## TASK DETAILS
Copy out each record below, exactly as given.

## INFORMATION GIVEN
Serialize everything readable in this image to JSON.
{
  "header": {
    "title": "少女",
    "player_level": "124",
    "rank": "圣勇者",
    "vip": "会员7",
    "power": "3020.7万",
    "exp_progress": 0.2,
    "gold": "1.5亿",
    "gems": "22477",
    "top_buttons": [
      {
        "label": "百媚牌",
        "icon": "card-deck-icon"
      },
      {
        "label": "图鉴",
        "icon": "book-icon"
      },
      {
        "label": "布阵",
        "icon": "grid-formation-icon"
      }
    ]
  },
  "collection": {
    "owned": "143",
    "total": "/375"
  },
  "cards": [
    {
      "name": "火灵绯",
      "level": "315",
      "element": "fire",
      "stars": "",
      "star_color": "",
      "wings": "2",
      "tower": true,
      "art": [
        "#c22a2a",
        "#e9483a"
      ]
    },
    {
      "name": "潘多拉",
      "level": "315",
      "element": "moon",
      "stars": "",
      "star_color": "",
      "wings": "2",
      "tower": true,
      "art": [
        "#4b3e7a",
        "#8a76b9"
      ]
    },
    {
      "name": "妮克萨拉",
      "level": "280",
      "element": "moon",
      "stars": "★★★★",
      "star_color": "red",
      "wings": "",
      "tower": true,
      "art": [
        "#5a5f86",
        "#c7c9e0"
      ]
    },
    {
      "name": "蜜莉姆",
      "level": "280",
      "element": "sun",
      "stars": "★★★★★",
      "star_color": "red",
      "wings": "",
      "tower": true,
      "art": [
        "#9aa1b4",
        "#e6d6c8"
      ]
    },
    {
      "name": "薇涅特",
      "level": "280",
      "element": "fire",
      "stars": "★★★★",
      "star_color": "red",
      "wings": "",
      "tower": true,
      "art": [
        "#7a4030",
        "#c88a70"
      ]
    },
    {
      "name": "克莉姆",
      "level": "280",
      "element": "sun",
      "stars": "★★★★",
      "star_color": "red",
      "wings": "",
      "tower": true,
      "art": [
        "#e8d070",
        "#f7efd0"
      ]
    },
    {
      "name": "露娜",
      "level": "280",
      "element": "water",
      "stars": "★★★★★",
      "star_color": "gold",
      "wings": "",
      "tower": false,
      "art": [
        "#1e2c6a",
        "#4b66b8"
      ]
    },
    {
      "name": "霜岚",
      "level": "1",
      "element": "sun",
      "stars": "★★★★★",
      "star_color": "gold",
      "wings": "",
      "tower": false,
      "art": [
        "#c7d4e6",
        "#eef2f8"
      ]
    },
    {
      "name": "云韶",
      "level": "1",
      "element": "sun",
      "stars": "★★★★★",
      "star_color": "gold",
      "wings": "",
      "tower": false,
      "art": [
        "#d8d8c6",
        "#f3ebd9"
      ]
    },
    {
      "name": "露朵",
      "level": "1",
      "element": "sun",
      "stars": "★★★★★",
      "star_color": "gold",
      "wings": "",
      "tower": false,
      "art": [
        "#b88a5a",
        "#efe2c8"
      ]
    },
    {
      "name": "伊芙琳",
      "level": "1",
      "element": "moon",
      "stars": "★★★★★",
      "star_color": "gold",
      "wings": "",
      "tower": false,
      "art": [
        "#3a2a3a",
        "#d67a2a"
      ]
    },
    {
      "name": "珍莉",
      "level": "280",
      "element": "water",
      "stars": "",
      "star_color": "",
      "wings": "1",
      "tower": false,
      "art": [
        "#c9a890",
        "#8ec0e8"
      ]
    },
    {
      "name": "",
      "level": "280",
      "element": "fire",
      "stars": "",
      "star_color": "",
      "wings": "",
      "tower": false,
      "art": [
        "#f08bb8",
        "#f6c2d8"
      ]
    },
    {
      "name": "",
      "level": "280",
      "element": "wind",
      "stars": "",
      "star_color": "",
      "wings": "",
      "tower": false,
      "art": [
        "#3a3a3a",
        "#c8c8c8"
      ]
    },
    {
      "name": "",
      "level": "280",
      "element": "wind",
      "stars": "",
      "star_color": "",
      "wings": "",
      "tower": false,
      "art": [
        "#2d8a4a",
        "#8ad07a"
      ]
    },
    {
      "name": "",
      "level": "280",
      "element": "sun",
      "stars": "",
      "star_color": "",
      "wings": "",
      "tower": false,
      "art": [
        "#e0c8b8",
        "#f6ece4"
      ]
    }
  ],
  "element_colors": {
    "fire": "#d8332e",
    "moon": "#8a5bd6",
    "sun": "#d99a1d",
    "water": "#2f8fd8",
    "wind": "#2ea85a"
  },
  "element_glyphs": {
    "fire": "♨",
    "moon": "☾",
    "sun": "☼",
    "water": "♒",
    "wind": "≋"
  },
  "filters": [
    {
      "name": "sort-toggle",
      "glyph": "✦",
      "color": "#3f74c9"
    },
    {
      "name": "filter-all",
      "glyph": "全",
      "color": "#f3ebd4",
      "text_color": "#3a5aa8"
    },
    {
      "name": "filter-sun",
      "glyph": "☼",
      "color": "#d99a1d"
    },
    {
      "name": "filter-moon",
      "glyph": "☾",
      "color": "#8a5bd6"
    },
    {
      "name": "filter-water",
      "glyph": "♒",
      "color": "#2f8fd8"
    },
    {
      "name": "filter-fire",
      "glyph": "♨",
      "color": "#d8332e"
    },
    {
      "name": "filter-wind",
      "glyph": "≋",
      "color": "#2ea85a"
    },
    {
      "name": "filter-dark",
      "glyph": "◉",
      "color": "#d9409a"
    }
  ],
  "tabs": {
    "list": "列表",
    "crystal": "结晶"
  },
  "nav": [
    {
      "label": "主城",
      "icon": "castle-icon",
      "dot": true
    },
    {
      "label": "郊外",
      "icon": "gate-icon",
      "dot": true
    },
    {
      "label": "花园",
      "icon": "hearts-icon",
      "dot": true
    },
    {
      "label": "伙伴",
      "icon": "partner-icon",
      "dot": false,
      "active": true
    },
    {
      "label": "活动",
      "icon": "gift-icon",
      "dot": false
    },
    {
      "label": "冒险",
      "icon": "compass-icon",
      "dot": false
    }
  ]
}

## EXERCISE OUTPUT
Serialize everything readable in this image to JSON.
{
  "header": {
    "title": "少女",
    "player_level": "124",
    "rank": "圣勇者",
    "vip": "会员7",
    "power": "3020.7万",
    "exp_progress": 0.2,
    "gold": "1.5亿",
    "gems": "22477",
    "top_buttons": [
      {
        "label": "百媚牌",
        "icon": "card-deck-icon"
      },
      {
        "label": "图鉴",
        "icon": "book-icon"
      },
      {
        "label": "布阵",
        "icon": "grid-formation-icon"
      }
    ]
  },
  "collection": {
    "owned": "143",
    "total": "/375"
  },
  "cards": [
    {
      "name": "火灵绯",
      "level": "315",
      "element": "fire",
      "stars": "",
      "star_color": "",
      "wings": "2",
      "tower": true,
      "art": [
        "#c22a2a",
        "#e9483a"
      ]
    },
    {
      "name": "潘多拉",
      "level": "315",
      "element": "moon",
      "stars": "",
      "star_color": "",
      "wings": "2",
      "tower": true,
      "art": [
        "#4b3e7a",
        "#8a76b9"
      ]
    },
    {
      "name": "妮克萨拉",
      "level": "280",
      "element": "moon",
      "stars": "★★★★",
      "star_color": "red",
      "wings": "",
      "tower": true,
      "art": [
        "#5a5f86",
        "#c7c9e0"
      ]
    },
    {
      "name": "蜜莉姆",
      "level": "280",
      "element": "sun",
      "stars": "★★★★★",
      "star_color": "red",
      "wings": "",
      "tower": true,
      "art": [
        "#9aa1b4",
        "#e6d6c8"
      ]
    },
    {
      "name": "薇涅特",
      "level": "280",
      "element": "fire",
      "stars": "★★★★",
      "star_color": "red",
      "wings": "",
      "tower": true,
      "art": [
        "#7a4030",
        "#c88a70"
      ]
    },
    {
      "name": "克莉姆",
      "level": "280",
      "element": "sun",
      "stars": "★★★★",
      "star_color": "red",
      "wings": "",
      "tower": true,
      "art": [
        "#e8d070",
        "#f7efd0"
      ]
    },
    {
      "name": "露娜",
      "level": "280",
      "element": "water",
      "stars": "★★★★★",
      "star_color": "gold",
      "wings": "",
      "tower": false,
      "art": [
        "#1e2c6a",
        "#4b66b8"
      ]
    },
    {
      "name": "霜岚",
      "level": "1",
      "element": "sun",
      "stars": "★★★★★",
      "star_color": "gold",
      "wings": "",
      "tower": false,
      "art": [
        "#c7d4e6",
        "#eef2f8"
      ]
    },
    {
      "name": "云韶",
      "level": "1",
      "element": "sun",
      "stars": "★★★★★",
      "star_color": "gold",
      "wings": "",
      "tower": false,
      "art": [
        "#d8d8c6",
        "#f3ebd9"
      ]
    },
    {
      "name": "露朵",
      "level": "1",
      "element": "sun",
      "stars": "★★★★★",
      "star_color": "gold",
      "wings": "",
      "tower": false,
      "art": [
        "#b88a5a",
        "#efe2c8"
      ]
    },
    {
      "name": "伊芙琳",
      "level": "1",
      "element": "moon",
      "stars": "★★★★★",
      "star_color": "gold",
      "wings": "",
      "tower": false,
      "art": [
        "#3a2a3a",
        "#d67a2a"
      ]
    },
    {
      "name": "珍莉",
      "level": "280",
      "element": "water",
      "stars": "",
      "star_color": "",
      "wings": "1",
      "tower": false,
      "art": [
        "#c9a890",
        "#8ec0e8"
      ]
    },
    {
      "name": "",
      "level": "280",
      "element": "fire",
      "stars": "",
      "star_color": "",
      "wings": "",
      "tower": false,
      "art": [
        "#f08bb8",
        "#f6c2d8"
      ]
    },
    {
      "name": "",
      "level": "280",
      "element": "wind",
      "stars": "",
      "star_color": "",
      "wings": "",
      "tower": false,
      "art": [
        "#3a3a3a",
        "#c8c8c8"
      ]
    },
    {
      "name": "",
      "level": "280",
      "element": "wind",
      "stars": "",
      "star_color": "",
      "wings": "",
      "tower": false,
      "art": [
        "#2d8a4a",
        "#8ad07a"
      ]
    },
    {
      "name": "",
      "level": "280",
      "element": "sun",
      "stars": "",
      "star_color": "",
      "wings": "",
      "tower": false,
      "art": [
        "#e0c8b8",
        "#f6ece4"
      ]
    }
  ],
  "element_colors": {
    "fire": "#d8332e",
    "moon": "#8a5bd6",
    "sun": "#d99a1d",
    "water": "#2f8fd8",
    "wind": "#2ea85a"
  },
  "element_glyphs": {
    "fire": "♨",
    "moon": "☾",
    "sun": "☼",
    "water": "♒",
    "wind": "≋"
  },
  "filters": [
    {
      "name": "sort-toggle",
      "glyph": "✦",
      "color": "#3f74c9"
    },
    {
      "name": "filter-all",
      "glyph": "全",
      "color": "#f3ebd4",
      "text_color": "#3a5aa8"
    },
    {
      "name": "filter-sun",
      "glyph": "☼",
      "color": "#d99a1d"
    },
    {
      "name": "filter-moon",
      "glyph": "☾",
      "color": "#8a5bd6"
    },
    {
      "name": "filter-water",
      "glyph": "♒",
      "color": "#2f8fd8"
    },
    {
      "name": "filter-fire",
      "glyph": "♨",
      "color": "#d8332e"
    },
    {
      "name": "filter-wind",
      "glyph": "≋",
      "color": "#2ea85a"
    },
    {
      "name": "filter-dark",
      "glyph": "◉",
      "color": "#d9409a"
    }
  ],
  "tabs": {
    "list": "列表",
    "crystal": "结晶"
  },
  "nav": [
    {
      "label": "主城",
      "icon": "castle-icon",
      "dot": true
    },
    {
      "label": "郊外",
      "icon": "gate-icon",
      "dot": true
    },
    {
      "label": "花园",
      "icon": "hearts-icon",
      "dot": true
    },
    {
      "label": "伙伴",
      "icon": "partner-icon",
      "dot": false,
      "active": true
    },
    {
      "label": "活动",
      "icon": "gift-icon",
      "dot": false
    },
    {
      "label": "冒险",
      "icon": "compass-icon",
      "dot": false
    }
  ]
}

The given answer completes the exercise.